Sustainable Energy
A rise in population and an increase in new industries has created a demand for energy that Pakistan has been unable to handle. At its peak, the deficit in electricity was over 40% of the national demand. Despite having several energy sources including natural gas, hydroelectricity and coal, more than 140 million Pakistanis do not have access to electricity. Scientists are studying several solutions including biogas, a renewable and sustainable energy source.

The demand for the most utilized sources of energy — oil and gas — outweigh the supply. According to the Oil and Gas Development Company, Pakistan’s oil supply will be depleted by 2025 and natural gas will be depleted by 2030. Climate change and droughts have endangered the supply of hydroelectricity as well.
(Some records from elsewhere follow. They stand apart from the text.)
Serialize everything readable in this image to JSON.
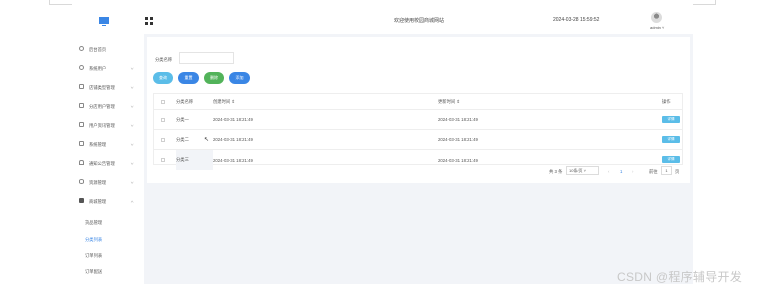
{
  "header": {
    "site_title": "欢迎使用校园商城网站",
    "datetime": "2024-03-28 15:59:52",
    "username": "admin ˅"
  },
  "sidebar": {
    "items": [
      {
        "label": "后台首页",
        "icon": "clock-icon"
      },
      {
        "label": "系统用户",
        "icon": "user-icon"
      },
      {
        "label": "店铺类型管理",
        "icon": "list-icon"
      },
      {
        "label": "分店用户管理",
        "icon": "list-icon"
      },
      {
        "label": "用户资讯管理",
        "icon": "list-icon"
      },
      {
        "label": "系统管理",
        "icon": "list-icon"
      },
      {
        "label": "通知公告管理",
        "icon": "bell-icon"
      },
      {
        "label": "资源管理",
        "icon": "db-icon"
      },
      {
        "label": "商城管理",
        "icon": "shop-icon"
      }
    ],
    "sub_items": [
      {
        "label": "货品管理"
      },
      {
        "label": "分类列表"
      },
      {
        "label": "订单列表"
      },
      {
        "label": "订单配送"
      }
    ]
  },
  "search": {
    "label": "分类名称",
    "value": "",
    "placeholder": ""
  },
  "actions": {
    "query": "查询",
    "reset": "重置",
    "delete": "删除",
    "add": "添加"
  },
  "table": {
    "headers": [
      "分类名称",
      "创建时间 ⇕",
      "更新时间 ⇕",
      "操作"
    ],
    "rows": [
      {
        "name": "分类一",
        "created": "2024-03-31 18:21:49",
        "updated": "2024-03-31 18:21:49",
        "action": "详情"
      },
      {
        "name": "分类二",
        "created": "2024-03-31 18:21:49",
        "updated": "2024-03-31 18:21:49",
        "action": "详情"
      },
      {
        "name": "分类三",
        "created": "2024-03-31 18:21:49",
        "updated": "2024-03-31 18:21:49",
        "action": "详情"
      }
    ]
  },
  "pagination": {
    "total": "共 3 条",
    "page_size": "10条/页 ˅",
    "prev": "‹",
    "current": "1",
    "next": "›",
    "goto_label": "前往",
    "goto_value": "1",
    "goto_suffix": "页"
  },
  "watermark": "CSDN @程序辅导开发",
  "colors": {
    "accent": "#3a86e5",
    "query": "#5bbde8",
    "reset": "#3a86e5",
    "delete": "#52b35a",
    "add": "#3a86e5"
  }
}
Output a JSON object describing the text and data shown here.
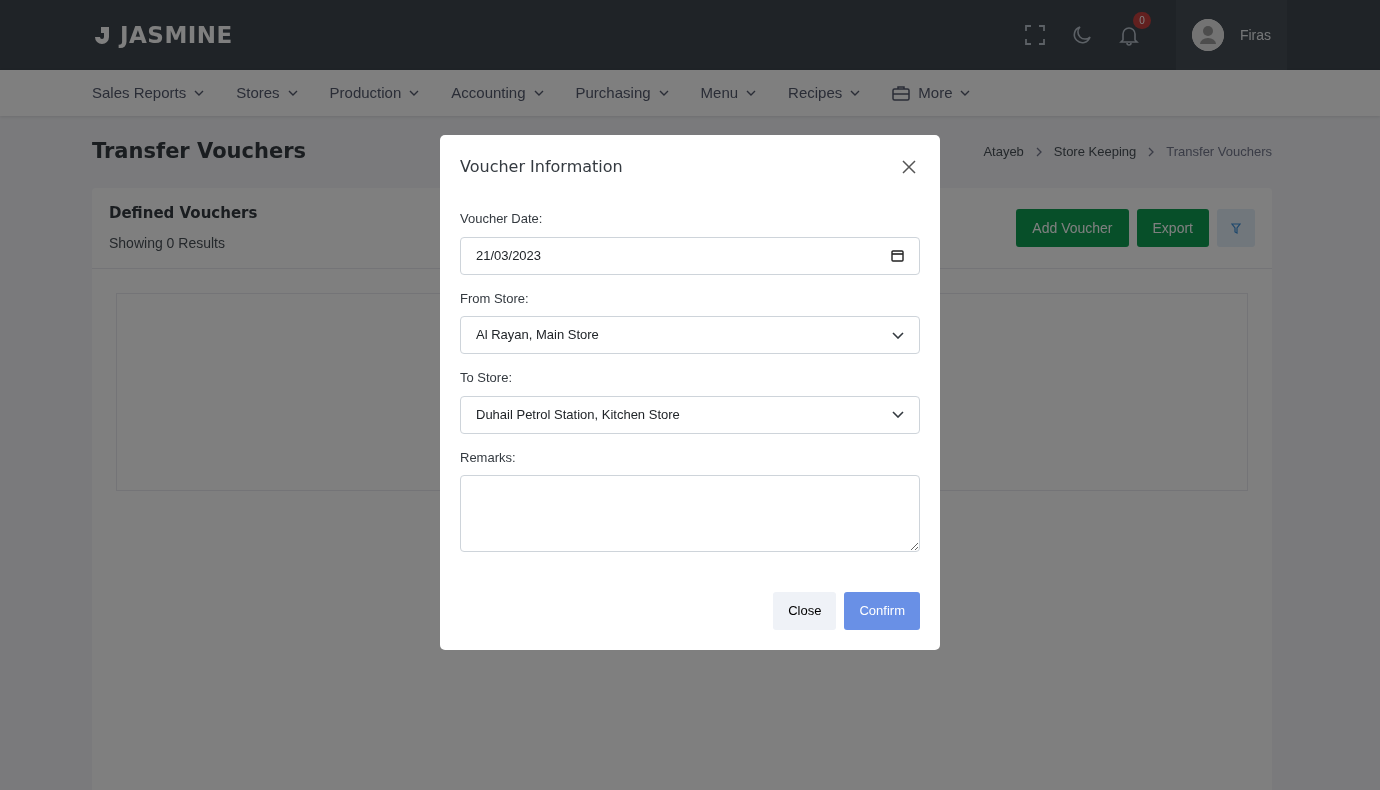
{
  "brand": "JASMINE",
  "header": {
    "notifications": "0",
    "user": "Firas"
  },
  "menu": [
    {
      "label": "Sales Reports",
      "kind": "plain"
    },
    {
      "label": "Stores",
      "kind": "plain"
    },
    {
      "label": "Production",
      "kind": "plain"
    },
    {
      "label": "Accounting",
      "kind": "plain"
    },
    {
      "label": "Purchasing",
      "kind": "plain"
    },
    {
      "label": "Menu",
      "kind": "plain"
    },
    {
      "label": "Recipes",
      "kind": "plain"
    },
    {
      "label": "More",
      "kind": "icon"
    }
  ],
  "page_title": "Transfer Vouchers",
  "breadcrumb": [
    {
      "label": "Atayeb",
      "selected": false
    },
    {
      "label": "Store Keeping",
      "selected": false
    },
    {
      "label": "Transfer Vouchers",
      "selected": true
    }
  ],
  "card": {
    "title": "Defined Vouchers",
    "subtitle": "Showing 0 Results",
    "buttons": [
      "Add Voucher",
      "Export"
    ]
  },
  "modal": {
    "title": "Voucher Information",
    "fields": [
      {
        "label": "Voucher Date:",
        "kind": "date",
        "value": "21/03/2023"
      },
      {
        "label": "From Store:",
        "kind": "select",
        "value": "Al Rayan, Main Store"
      },
      {
        "label": "To Store:",
        "kind": "select",
        "value": "Duhail Petrol Station, Kitchen Store"
      },
      {
        "label": "Remarks:",
        "kind": "textarea"
      }
    ],
    "buttons": [
      {
        "label": "Close",
        "kind": "secondary"
      },
      {
        "label": "Confirm",
        "kind": "primary"
      }
    ]
  }
}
According to Muhammad Shahbaz Sharif, Punjab Chief Minister, Pakistan’s energy crisis is responsible for a massive loss in both the industrial and agricultural sectors. To meet growing demands, it is necessary to explore other possible power sources.

Biogas, a renewable and sustainable energy source, could be the answer to the energy and agriculture crisis. Being an agricultural country, Pakistan has a substantial number of cattle that produce a huge amount of waste. This waste could be used to generate electricity while also eliminating the waste disposal problem. Animal manure, industrial waste, agricultural residue and kitchen waste can all be converted to biogas and used to produce electricity.

Pakistan’s bio-gas technology company, PAK-Energy, has installed seven biogas tanks in Lahore and plans to install over 25,000 more in the next 3 years. Access to clean-burning fuel can reduce health problems, environmental degradation and poverty. Moreover, farmers can use bio-fertilizer as organic fertilizer.

Other projects include a plan for renewable energy sources — wind, solar and biogas — to provide at least five percent of the total commercial energy supply by 2030. Ultimately, officials are hopeful that at least 2.5% of energy will come from renewable and sustainable sources.

Mary Barringer

Photo: Flickr